Get in touch ...
Tigh Nam Beithe, Glendale Park, Invermoriston, Inverness,
Highland, IV63 7AB, Scotland.
Telephone +44 (0) 1320 351249
© 2022 Mountain Images : All Rights Reserved
Print Title : Spring Snow On The Saddle
Catalogue No, : SH072-T
Image Size : 520 x 260 mm
Print Size : 660 x 432 mm
Media : Fotospeed Metallic Gloss 275 gsm
Ink : Epson Ultrachrome Lightfast
Spring Snow on The Saddle
A fresh dusting of spring snow lies on Faochag and The Saddle at the head of Glen Shiel.
Glen Shiel is arguably one of Scotland’s finest glens, and the road that makes its way from Loch Cluanie in the east to the shores of Loch Duich in the west passes some of the grandest and tallest mountains in the entire Scottish Highlands. There is so much here to capture the photographer’s eye and imagination.

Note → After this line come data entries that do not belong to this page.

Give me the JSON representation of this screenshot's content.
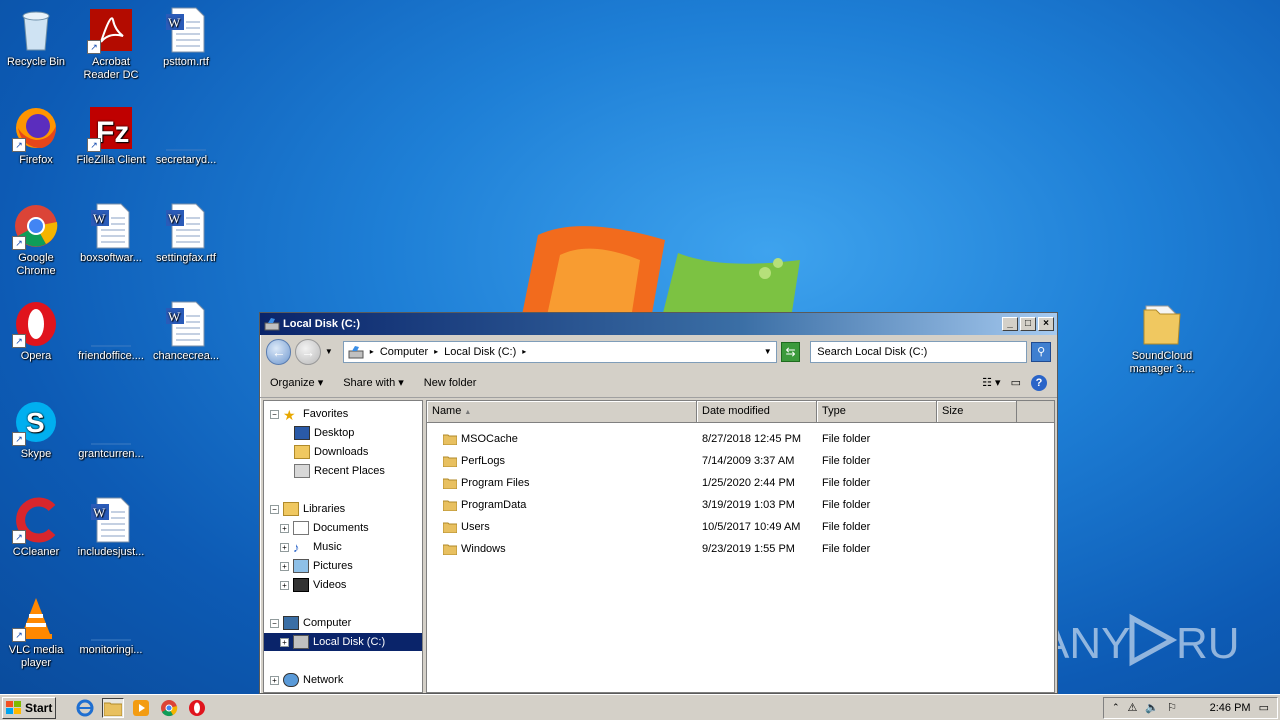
{
  "desktop": {
    "icons": [
      {
        "label": "Recycle Bin",
        "icon": "recycle-bin"
      },
      {
        "label": "Acrobat Reader DC",
        "icon": "acrobat"
      },
      {
        "label": "psttom.rtf",
        "icon": "word-doc"
      },
      {
        "label": "Firefox",
        "icon": "firefox"
      },
      {
        "label": "FileZilla Client",
        "icon": "filezilla"
      },
      {
        "label": "secretaryd...",
        "icon": "blank-doc"
      },
      {
        "label": "Google Chrome",
        "icon": "chrome"
      },
      {
        "label": "boxsoftwar...",
        "icon": "word-doc"
      },
      {
        "label": "settingfax.rtf",
        "icon": "word-doc"
      },
      {
        "label": "Opera",
        "icon": "opera"
      },
      {
        "label": "friendoffice....",
        "icon": "blank-doc"
      },
      {
        "label": "chancecrea...",
        "icon": "word-doc"
      },
      {
        "label": "Skype",
        "icon": "skype"
      },
      {
        "label": "grantcurren...",
        "icon": "blank-doc"
      },
      {
        "label": "CCleaner",
        "icon": "ccleaner"
      },
      {
        "label": "includesjust...",
        "icon": "word-doc"
      },
      {
        "label": "VLC media player",
        "icon": "vlc"
      },
      {
        "label": "monitoringi...",
        "icon": "blank-doc"
      },
      {
        "label": "SoundCloud manager 3....",
        "icon": "folder"
      }
    ]
  },
  "watermark": "ANY RUN",
  "window": {
    "title": "Local Disk (C:)",
    "address": {
      "crumbs": [
        "Computer",
        "Local Disk (C:)"
      ]
    },
    "search_placeholder": "Search Local Disk (C:)",
    "toolbar": {
      "organize": "Organize",
      "share": "Share with",
      "new_folder": "New folder"
    },
    "nav": {
      "favorites": "Favorites",
      "desktop": "Desktop",
      "downloads": "Downloads",
      "recent": "Recent Places",
      "libraries": "Libraries",
      "documents": "Documents",
      "music": "Music",
      "pictures": "Pictures",
      "videos": "Videos",
      "computer": "Computer",
      "local_disk": "Local Disk (C:)",
      "network": "Network"
    },
    "columns": {
      "name": "Name",
      "date": "Date modified",
      "type": "Type",
      "size": "Size"
    },
    "files": [
      {
        "name": "MSOCache",
        "date": "8/27/2018 12:45 PM",
        "type": "File folder"
      },
      {
        "name": "PerfLogs",
        "date": "7/14/2009 3:37 AM",
        "type": "File folder"
      },
      {
        "name": "Program Files",
        "date": "1/25/2020 2:44 PM",
        "type": "File folder"
      },
      {
        "name": "ProgramData",
        "date": "3/19/2019 1:03 PM",
        "type": "File folder"
      },
      {
        "name": "Users",
        "date": "10/5/2017 10:49 AM",
        "type": "File folder"
      },
      {
        "name": "Windows",
        "date": "9/23/2019 1:55 PM",
        "type": "File folder"
      }
    ]
  },
  "taskbar": {
    "start": "Start",
    "clock": "2:46 PM"
  }
}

One of my favourite locations is beside the River Shiel where it crosses a bed of alluvial gravel before descending a series of cascades to reach the tiny and secretive Loch Shiel. At this point the valley is enclosed by steep mountain slopes which to the south rise up to the shapely peak of Sgurr an Lochain on the main Glen Shiel Ridge, and to the north to Sgurr na Ciste Duibhe on the Five Sisters of Kintail ridge. Directly ahead, demanding and certainly deserving of one’s attention, is the shapely cone of Faochag and the impressive and challenging rocky ridges of The Saddle.
With the north facing slopes and much of the lower glen often in deep shadow for much of the day, achieving a well exposed image here can be challenging and at some times of the year almost impossible. Winter is the time for summit photography; more general views of the mountains, the river and the glen itself are best achieved when the sun is higher in the morning sky during either spring or autumn. My image was captured during the first week of March when both the light, the snow and also the colours were at their very best.